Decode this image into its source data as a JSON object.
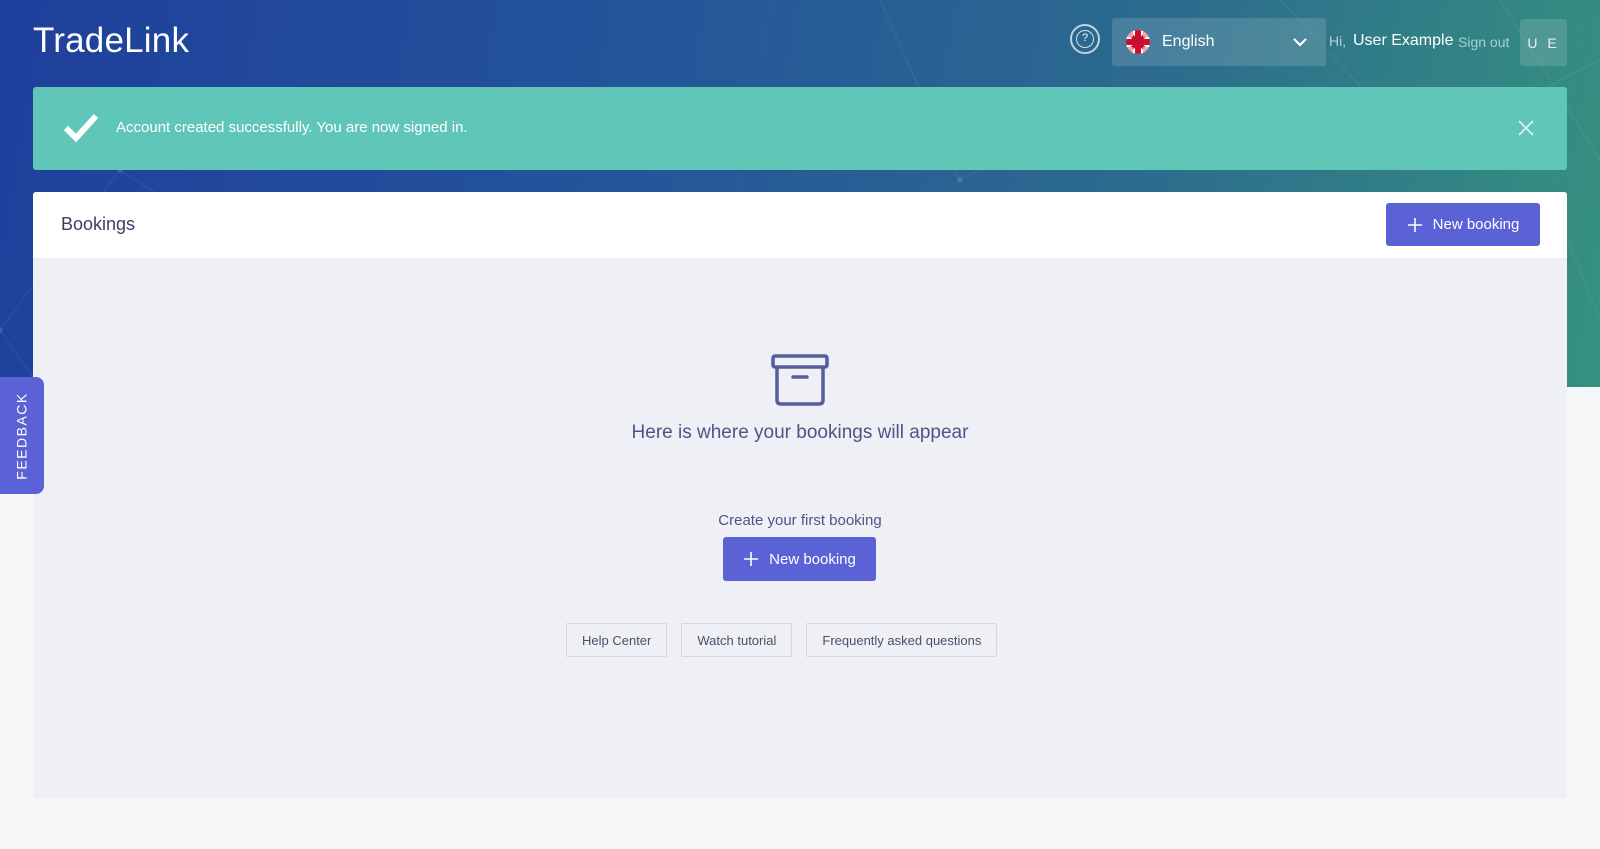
{
  "header": {
    "logo": "TradeLink",
    "help_icon_glyph": "?",
    "language": {
      "selected": "English",
      "flag_icon": "uk-flag-icon"
    },
    "greeting": "Hi,",
    "user_name": "User Example",
    "sign_out": "Sign out",
    "avatar_initials": "U E"
  },
  "alert": {
    "message": "Account created successfully. You are now signed in."
  },
  "bookings": {
    "title": "Bookings",
    "new_booking_label": "New booking",
    "empty_state": {
      "title": "Here is where your bookings will appear",
      "subtitle": "Create your first booking",
      "button_label": "New booking",
      "links": [
        "Help Center",
        "Watch tutorial",
        "Frequently asked questions"
      ]
    }
  },
  "feedback": {
    "label": "FEEDBACK"
  },
  "colors": {
    "primary": "#5b62d6",
    "success": "#60c6b8",
    "text": "#3a4163"
  }
}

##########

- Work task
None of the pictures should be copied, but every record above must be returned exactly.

- Response for this exercise
Decode this image into its source data as a JSON object.
{
  "header": {
    "logo": "TradeLink",
    "help_icon_glyph": "?",
    "language": {
      "selected": "English",
      "flag_icon": "uk-flag-icon"
    },
    "greeting": "Hi,",
    "user_name": "User Example",
    "sign_out": "Sign out",
    "avatar_initials": "U E"
  },
  "alert": {
    "message": "Account created successfully. You are now signed in."
  },
  "bookings": {
    "title": "Bookings",
    "new_booking_label": "New booking",
    "empty_state": {
      "title": "Here is where your bookings will appear",
      "subtitle": "Create your first booking",
      "button_label": "New booking",
      "links": [
        "Help Center",
        "Watch tutorial",
        "Frequently asked questions"
      ]
    }
  },
  "feedback": {
    "label": "FEEDBACK"
  },
  "colors": {
    "primary": "#5b62d6",
    "success": "#60c6b8",
    "text": "#3a4163"
  }
}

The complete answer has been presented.